Thursday 11 November 2010, 4.00PM to 17:30
Speaker(s): Professor David Lurie, Professor Thomas Redpath & Dr Hugh Seton
Contrast between normal and diseased tissue in MRI arises mainly from differences in relaxation times. It is also well known from in vitro studies that the variation of T1 with field strength (T1 dispersion) changes from tissue to tissue, and may also be altered in disease. Thus, it is potentially useful to be able to measure T1 dispersion in vivo; however, this information cannot be obtained by conventional MRI scanners, which operate at fixed magnetic field. We are developing field-cycling MRI systems, in which the magnetic field is switched rapidly between levels during the pulse sequence, always returning to the same field for signal measurement. FC-MRI offers the possibility of new image contrast mechanisms based on T1 dispersion. In particular, immobilised proteins give rise to "quadrupole dips" in the dispersion curve, and this mechanism may give insight into the behaviour (and misbehaviour) of proteins in disease. This talk will discuss the methodology, technology and applications of FC-MRI.Prof.

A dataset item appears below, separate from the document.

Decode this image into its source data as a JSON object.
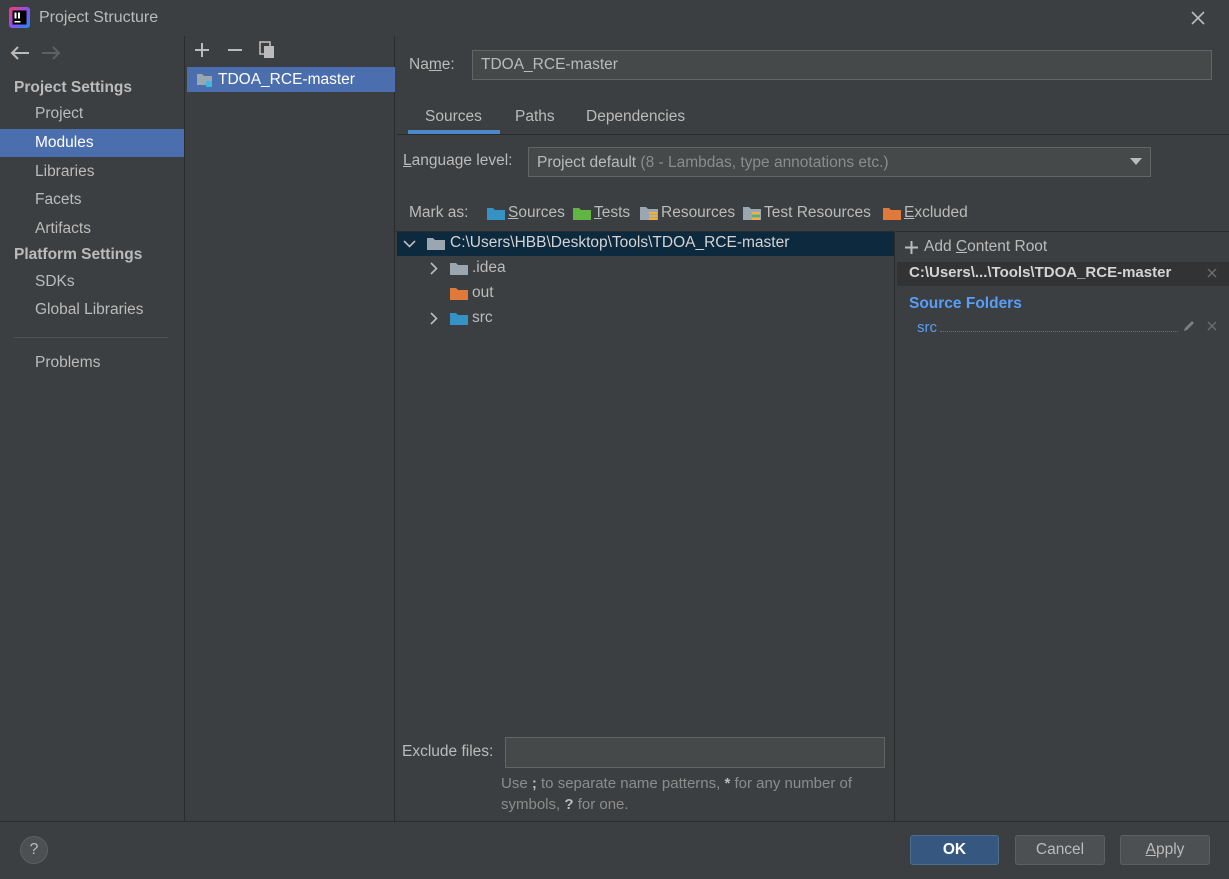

Thomas Redpath
"Dynamic contrast-enhanced MRI in breast cancer".
My talk will cover the basic physiology underlying dynamic contrast-enhanced MRI, the scanning methods used, and will describe the pharmaco-kinetic models used in analysing the signal versus time curves which are seen in breast cancers. The need for arterial input functions in the newer models will be discussed and a novel approach which we have proposed will be outlined. The particular problem of scanning at 3 tesla, namely RF pulse angle variation across the body, and methods of overcoming it will also be covered.
Dr. Hugh Seton
"Ultra-low field MRI with cooled receiver coils and SQUID preamplifiers"
"The presentation will describe MRI developments at 10-20mT. Imaging at such low fields has the potential to deliver improved contrast compared to high field, partly because T1 differences between tissues can increase at low field but also because there is greater flexibility to employ contrast-enhancing pulse sequences which would exceed RF power deposition limits at high field. Normally the SNR is poor at low field, but we have developed cooled receiver coils and ultra-low noise SQUID preamplifiers that yield 3-6 fold SNR gains compared to conventional room temperature coils."
Location: York Neuroimaging Centre - Open Plan area